* **The problem**
Every line that contains "Questions" must be located and copied from the data.

BEGIN

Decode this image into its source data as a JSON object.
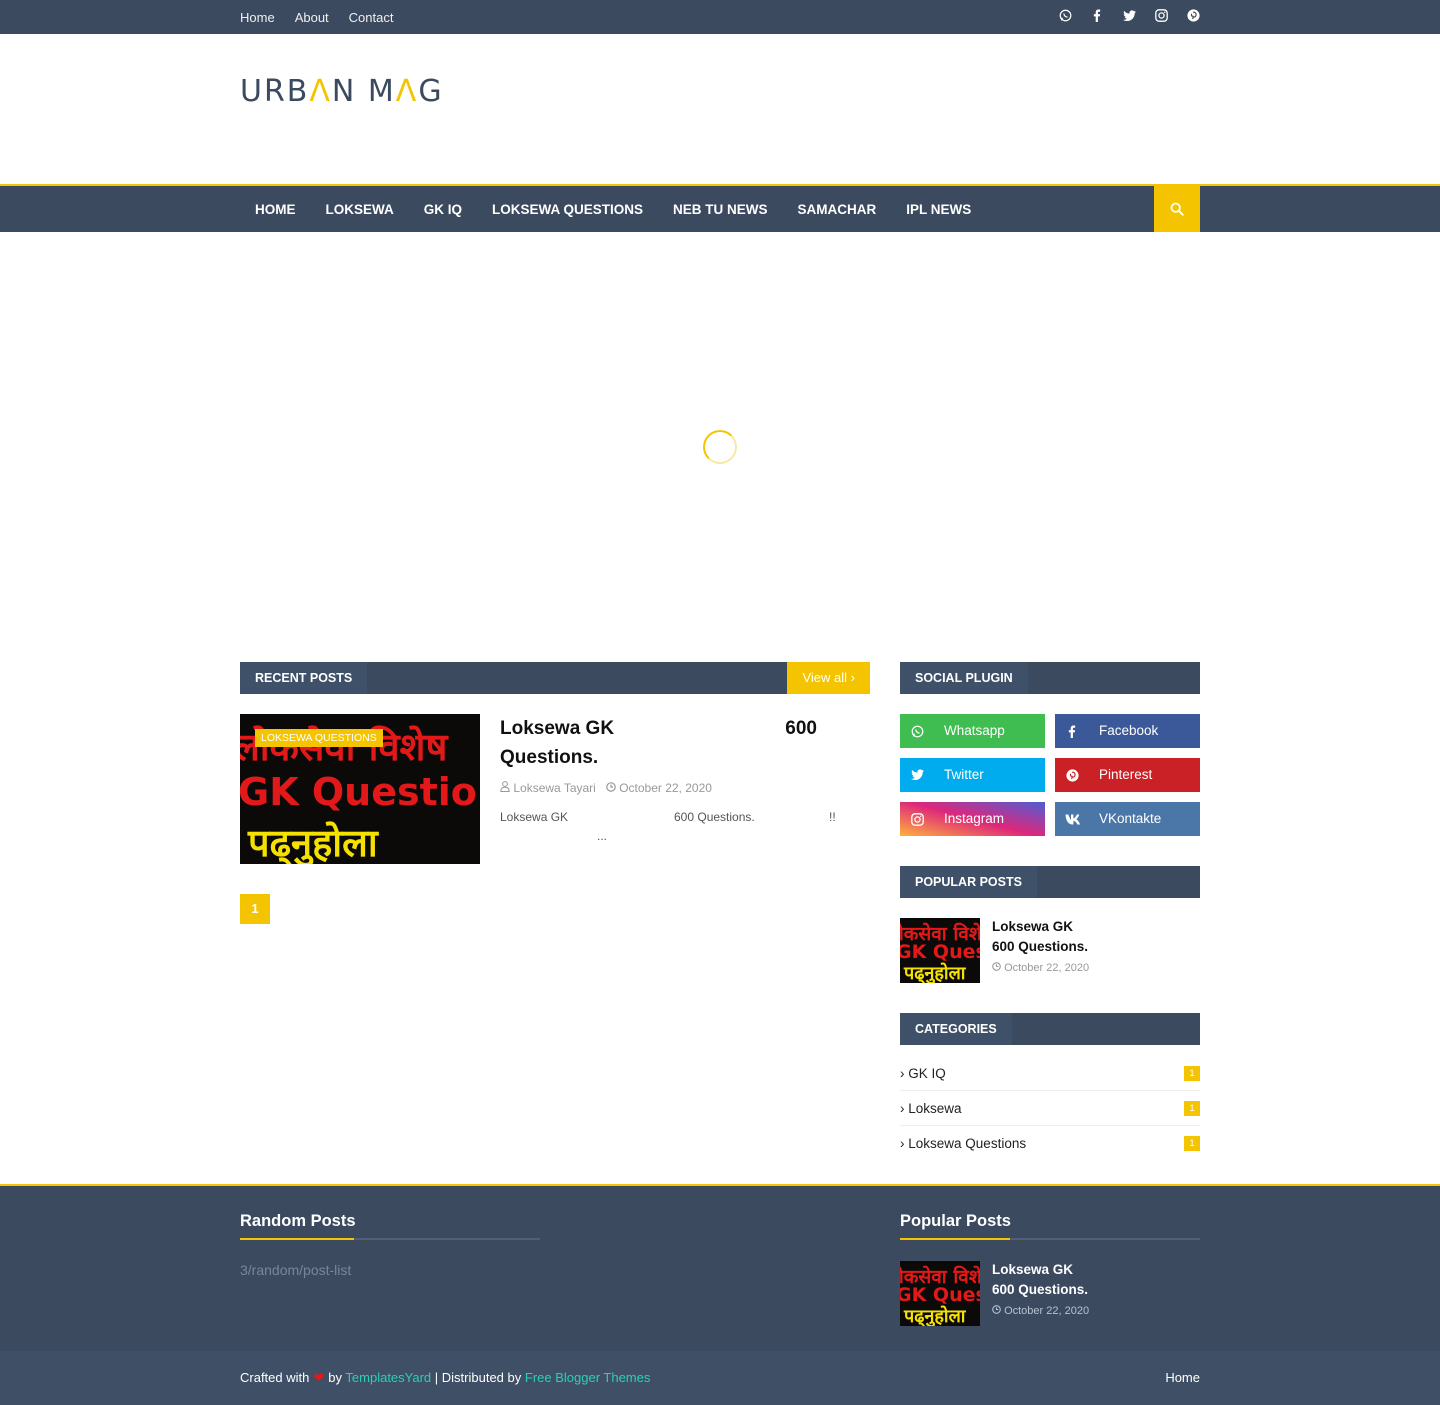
{
  "topbar": {
    "links": [
      "Home",
      "About",
      "Contact"
    ],
    "social_icons": [
      "whatsapp-icon",
      "facebook-icon",
      "twitter-icon",
      "instagram-icon",
      "pinterest-icon"
    ]
  },
  "header": {
    "logo_part1": "URB",
    "logo_accent1": "Λ",
    "logo_part2": "N M",
    "logo_accent2": "Λ",
    "logo_part3": "G"
  },
  "nav": {
    "items": [
      "Home",
      "Loksewa",
      "GK IQ",
      "Loksewa Questions",
      "NEB TU News",
      "Samachar",
      "IPL News"
    ],
    "search_icon": "search-icon"
  },
  "recent": {
    "title": "Recent Posts",
    "view_all": "View all",
    "post": {
      "thumb_line1": "लोकसेवा विशेष",
      "thumb_line2": "GK Question",
      "thumb_line3": "पढ्नुहोला",
      "badge": "Loksewa Questions",
      "title_line1": "Loksewa GK",
      "title_num": "600",
      "title_line2": "Questions.",
      "author": "Loksewa Tayari",
      "date": "October 22, 2020",
      "snippet_a": "Loksewa GK",
      "snippet_b": "600 Questions.",
      "snippet_c": "!!",
      "snippet_d": "..."
    },
    "page": "1"
  },
  "social_plugin": {
    "title": "Social Plugin",
    "buttons": [
      "Whatsapp",
      "Facebook",
      "Twitter",
      "Pinterest",
      "Instagram",
      "VKontakte"
    ]
  },
  "popular": {
    "title": "Popular Posts",
    "post": {
      "thumb_line1": "लोकसेवा विशेष",
      "thumb_line2": "GK Question",
      "thumb_line3": "पढ्नुहोला",
      "title_line1": "Loksewa GK",
      "title_line2": "600 Questions.",
      "date": "October 22, 2020"
    }
  },
  "categories": {
    "title": "Categories",
    "items": [
      {
        "label": "GK IQ",
        "count": "1"
      },
      {
        "label": "Loksewa",
        "count": "1"
      },
      {
        "label": "Loksewa Questions",
        "count": "1"
      }
    ]
  },
  "footer": {
    "random_title": "Random Posts",
    "random_text": "3/random/post-list",
    "popular_title": "Popular Posts",
    "post": {
      "title_line1": "Loksewa GK",
      "title_line2": "600 Questions.",
      "date": "October 22, 2020"
    }
  },
  "bottom": {
    "crafted": "Crafted with",
    "by": "by",
    "templatesyard": "TemplatesYard",
    "distributed": "| Distributed by",
    "free_themes": "Free Blogger Themes",
    "home": "Home"
  },
  "colors": {
    "primary": "#3b4a5f",
    "accent": "#f5c400",
    "footer_link": "#2ad0b4"
  }
}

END

* **Solution**
      "Loksewa Questions",
      "badge": "Loksewa Questions",
      "title_line2": "Questions.",
      "snippet_b": "600 Questions.",
      "title_line2": "600 Questions.",
        "label": "Loksewa Questions",
      "title_line2": "600 Questions.",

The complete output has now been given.